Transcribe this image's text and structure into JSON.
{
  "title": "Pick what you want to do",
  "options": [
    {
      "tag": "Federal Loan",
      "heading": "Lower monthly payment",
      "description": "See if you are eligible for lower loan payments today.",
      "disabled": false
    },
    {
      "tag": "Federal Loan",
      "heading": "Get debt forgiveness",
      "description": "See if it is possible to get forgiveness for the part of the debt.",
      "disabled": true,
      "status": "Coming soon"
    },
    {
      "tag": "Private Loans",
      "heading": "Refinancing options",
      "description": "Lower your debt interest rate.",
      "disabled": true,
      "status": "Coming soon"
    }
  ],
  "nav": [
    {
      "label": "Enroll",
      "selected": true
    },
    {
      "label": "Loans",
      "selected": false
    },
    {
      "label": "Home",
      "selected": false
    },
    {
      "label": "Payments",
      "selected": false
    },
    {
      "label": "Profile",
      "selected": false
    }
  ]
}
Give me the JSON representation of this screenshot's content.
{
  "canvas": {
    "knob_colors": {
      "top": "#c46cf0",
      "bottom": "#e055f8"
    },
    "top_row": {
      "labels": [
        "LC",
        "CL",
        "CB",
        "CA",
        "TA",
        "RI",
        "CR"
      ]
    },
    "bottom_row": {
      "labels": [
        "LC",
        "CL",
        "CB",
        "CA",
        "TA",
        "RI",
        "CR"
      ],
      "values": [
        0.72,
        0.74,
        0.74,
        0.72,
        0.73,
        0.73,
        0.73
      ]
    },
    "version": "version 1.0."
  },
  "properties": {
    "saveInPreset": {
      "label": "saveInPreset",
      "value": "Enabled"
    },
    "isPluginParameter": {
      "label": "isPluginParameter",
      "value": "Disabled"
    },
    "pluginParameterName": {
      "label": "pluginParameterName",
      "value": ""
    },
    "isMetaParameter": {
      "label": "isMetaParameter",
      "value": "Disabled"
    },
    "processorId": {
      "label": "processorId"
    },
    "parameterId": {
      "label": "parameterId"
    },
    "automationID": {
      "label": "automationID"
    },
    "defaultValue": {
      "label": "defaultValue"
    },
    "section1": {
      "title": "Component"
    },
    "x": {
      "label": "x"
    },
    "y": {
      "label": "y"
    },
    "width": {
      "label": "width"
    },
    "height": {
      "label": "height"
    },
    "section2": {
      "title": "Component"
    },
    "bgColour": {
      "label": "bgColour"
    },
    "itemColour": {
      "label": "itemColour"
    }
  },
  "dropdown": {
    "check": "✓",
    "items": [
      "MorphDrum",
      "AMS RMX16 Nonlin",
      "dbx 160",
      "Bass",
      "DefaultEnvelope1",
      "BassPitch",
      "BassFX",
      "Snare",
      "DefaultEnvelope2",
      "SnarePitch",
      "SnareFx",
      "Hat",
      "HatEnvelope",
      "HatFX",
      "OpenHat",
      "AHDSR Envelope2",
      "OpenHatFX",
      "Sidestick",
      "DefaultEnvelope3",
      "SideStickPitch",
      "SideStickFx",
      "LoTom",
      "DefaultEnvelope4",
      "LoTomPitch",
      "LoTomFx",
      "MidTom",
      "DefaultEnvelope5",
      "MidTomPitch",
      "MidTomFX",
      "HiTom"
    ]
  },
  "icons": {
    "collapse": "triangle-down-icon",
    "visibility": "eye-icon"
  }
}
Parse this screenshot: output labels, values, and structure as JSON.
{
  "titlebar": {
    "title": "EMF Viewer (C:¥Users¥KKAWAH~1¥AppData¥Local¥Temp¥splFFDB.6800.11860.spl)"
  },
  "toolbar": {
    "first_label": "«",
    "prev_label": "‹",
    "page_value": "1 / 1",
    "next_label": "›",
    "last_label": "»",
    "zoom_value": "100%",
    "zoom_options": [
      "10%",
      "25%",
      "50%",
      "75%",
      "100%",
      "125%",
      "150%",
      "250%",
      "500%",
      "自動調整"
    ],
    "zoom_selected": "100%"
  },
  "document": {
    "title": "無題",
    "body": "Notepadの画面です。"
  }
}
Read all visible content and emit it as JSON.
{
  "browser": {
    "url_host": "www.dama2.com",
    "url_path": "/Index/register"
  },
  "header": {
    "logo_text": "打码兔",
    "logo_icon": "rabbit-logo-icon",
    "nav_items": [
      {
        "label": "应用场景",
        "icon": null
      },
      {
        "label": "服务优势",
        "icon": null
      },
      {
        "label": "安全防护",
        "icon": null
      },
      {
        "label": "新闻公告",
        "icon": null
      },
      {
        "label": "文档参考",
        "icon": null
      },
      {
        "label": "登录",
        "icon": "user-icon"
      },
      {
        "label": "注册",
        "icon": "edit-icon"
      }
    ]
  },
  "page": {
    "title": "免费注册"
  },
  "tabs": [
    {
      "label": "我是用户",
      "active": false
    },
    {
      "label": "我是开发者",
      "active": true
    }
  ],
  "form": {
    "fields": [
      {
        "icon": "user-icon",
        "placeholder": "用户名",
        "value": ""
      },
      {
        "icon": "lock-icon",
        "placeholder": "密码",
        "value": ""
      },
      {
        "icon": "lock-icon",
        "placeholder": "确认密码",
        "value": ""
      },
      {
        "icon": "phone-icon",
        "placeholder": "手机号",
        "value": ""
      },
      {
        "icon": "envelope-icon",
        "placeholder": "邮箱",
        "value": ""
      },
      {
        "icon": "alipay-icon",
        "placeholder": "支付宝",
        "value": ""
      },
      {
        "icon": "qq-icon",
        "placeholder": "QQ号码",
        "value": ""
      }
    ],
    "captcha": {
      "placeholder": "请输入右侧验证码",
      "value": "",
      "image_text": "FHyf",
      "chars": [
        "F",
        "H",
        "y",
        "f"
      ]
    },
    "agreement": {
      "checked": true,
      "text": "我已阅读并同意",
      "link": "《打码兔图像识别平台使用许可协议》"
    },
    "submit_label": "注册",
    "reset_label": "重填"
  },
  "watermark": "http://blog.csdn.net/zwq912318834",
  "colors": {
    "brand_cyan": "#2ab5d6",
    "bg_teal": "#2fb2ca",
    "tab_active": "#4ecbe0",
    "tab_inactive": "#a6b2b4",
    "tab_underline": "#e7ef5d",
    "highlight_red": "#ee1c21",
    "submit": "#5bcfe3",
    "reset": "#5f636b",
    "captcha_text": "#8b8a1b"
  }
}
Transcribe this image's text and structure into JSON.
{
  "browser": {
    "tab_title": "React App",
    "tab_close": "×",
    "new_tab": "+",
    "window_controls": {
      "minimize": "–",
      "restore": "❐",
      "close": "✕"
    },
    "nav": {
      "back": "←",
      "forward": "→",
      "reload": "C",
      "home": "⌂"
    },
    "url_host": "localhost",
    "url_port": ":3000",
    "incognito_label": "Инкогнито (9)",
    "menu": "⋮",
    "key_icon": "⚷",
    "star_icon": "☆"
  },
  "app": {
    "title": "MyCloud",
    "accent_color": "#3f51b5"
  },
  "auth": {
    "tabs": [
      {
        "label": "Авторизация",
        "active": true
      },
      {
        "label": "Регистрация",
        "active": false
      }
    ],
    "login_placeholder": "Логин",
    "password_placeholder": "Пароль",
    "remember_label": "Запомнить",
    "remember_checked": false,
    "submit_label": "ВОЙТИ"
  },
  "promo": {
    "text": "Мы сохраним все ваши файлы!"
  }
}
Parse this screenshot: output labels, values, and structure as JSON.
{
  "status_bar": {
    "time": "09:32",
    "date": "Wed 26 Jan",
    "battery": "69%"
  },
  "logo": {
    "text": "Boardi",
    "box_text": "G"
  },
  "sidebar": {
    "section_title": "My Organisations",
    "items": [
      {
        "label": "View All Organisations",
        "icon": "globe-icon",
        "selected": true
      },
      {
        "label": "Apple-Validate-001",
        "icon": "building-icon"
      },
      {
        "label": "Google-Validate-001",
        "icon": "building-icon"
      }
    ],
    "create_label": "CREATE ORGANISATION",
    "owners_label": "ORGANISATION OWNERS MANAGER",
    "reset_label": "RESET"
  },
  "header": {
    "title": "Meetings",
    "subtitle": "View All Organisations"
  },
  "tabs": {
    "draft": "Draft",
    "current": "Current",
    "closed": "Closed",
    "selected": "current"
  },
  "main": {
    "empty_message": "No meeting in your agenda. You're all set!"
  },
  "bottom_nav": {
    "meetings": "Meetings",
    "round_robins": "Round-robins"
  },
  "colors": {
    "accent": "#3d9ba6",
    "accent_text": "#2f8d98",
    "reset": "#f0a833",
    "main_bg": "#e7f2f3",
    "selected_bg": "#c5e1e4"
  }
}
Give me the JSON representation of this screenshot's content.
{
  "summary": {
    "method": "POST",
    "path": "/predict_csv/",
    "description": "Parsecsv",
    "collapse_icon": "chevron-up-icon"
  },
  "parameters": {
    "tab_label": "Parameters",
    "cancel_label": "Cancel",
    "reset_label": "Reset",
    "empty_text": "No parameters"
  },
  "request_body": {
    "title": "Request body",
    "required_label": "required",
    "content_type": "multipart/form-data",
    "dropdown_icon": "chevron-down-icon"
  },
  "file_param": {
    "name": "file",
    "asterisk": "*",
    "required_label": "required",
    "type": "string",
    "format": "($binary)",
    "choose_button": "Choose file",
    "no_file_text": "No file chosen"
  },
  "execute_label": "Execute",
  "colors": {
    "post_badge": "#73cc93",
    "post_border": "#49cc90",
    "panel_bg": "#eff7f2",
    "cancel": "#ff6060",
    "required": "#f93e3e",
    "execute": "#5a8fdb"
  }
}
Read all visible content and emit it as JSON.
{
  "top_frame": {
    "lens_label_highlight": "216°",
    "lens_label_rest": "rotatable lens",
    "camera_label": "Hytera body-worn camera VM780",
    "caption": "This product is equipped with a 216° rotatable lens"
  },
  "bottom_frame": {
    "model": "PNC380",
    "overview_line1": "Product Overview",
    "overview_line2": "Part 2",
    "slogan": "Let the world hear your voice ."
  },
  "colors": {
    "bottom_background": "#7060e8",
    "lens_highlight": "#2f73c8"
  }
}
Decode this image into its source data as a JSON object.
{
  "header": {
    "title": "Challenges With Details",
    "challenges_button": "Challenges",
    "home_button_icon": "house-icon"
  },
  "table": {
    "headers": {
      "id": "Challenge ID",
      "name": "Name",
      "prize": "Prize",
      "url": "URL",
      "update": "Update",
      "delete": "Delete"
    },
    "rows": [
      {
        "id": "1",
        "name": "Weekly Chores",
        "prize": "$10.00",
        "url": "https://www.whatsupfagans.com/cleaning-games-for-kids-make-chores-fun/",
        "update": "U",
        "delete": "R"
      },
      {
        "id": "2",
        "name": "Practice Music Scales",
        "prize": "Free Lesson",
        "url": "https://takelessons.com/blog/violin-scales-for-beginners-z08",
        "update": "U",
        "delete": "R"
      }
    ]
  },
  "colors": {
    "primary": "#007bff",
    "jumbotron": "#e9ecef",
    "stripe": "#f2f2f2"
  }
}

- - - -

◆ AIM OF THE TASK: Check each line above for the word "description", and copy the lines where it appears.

◆ FINAL ANSWER:
      "description": "See if you are eligible for lower loan payments today.",
      "description": "See if it is possible to get forgiveness for the part of the debt.",
      "description": "Lower your debt interest rate.",
    "description": "Parsecsv",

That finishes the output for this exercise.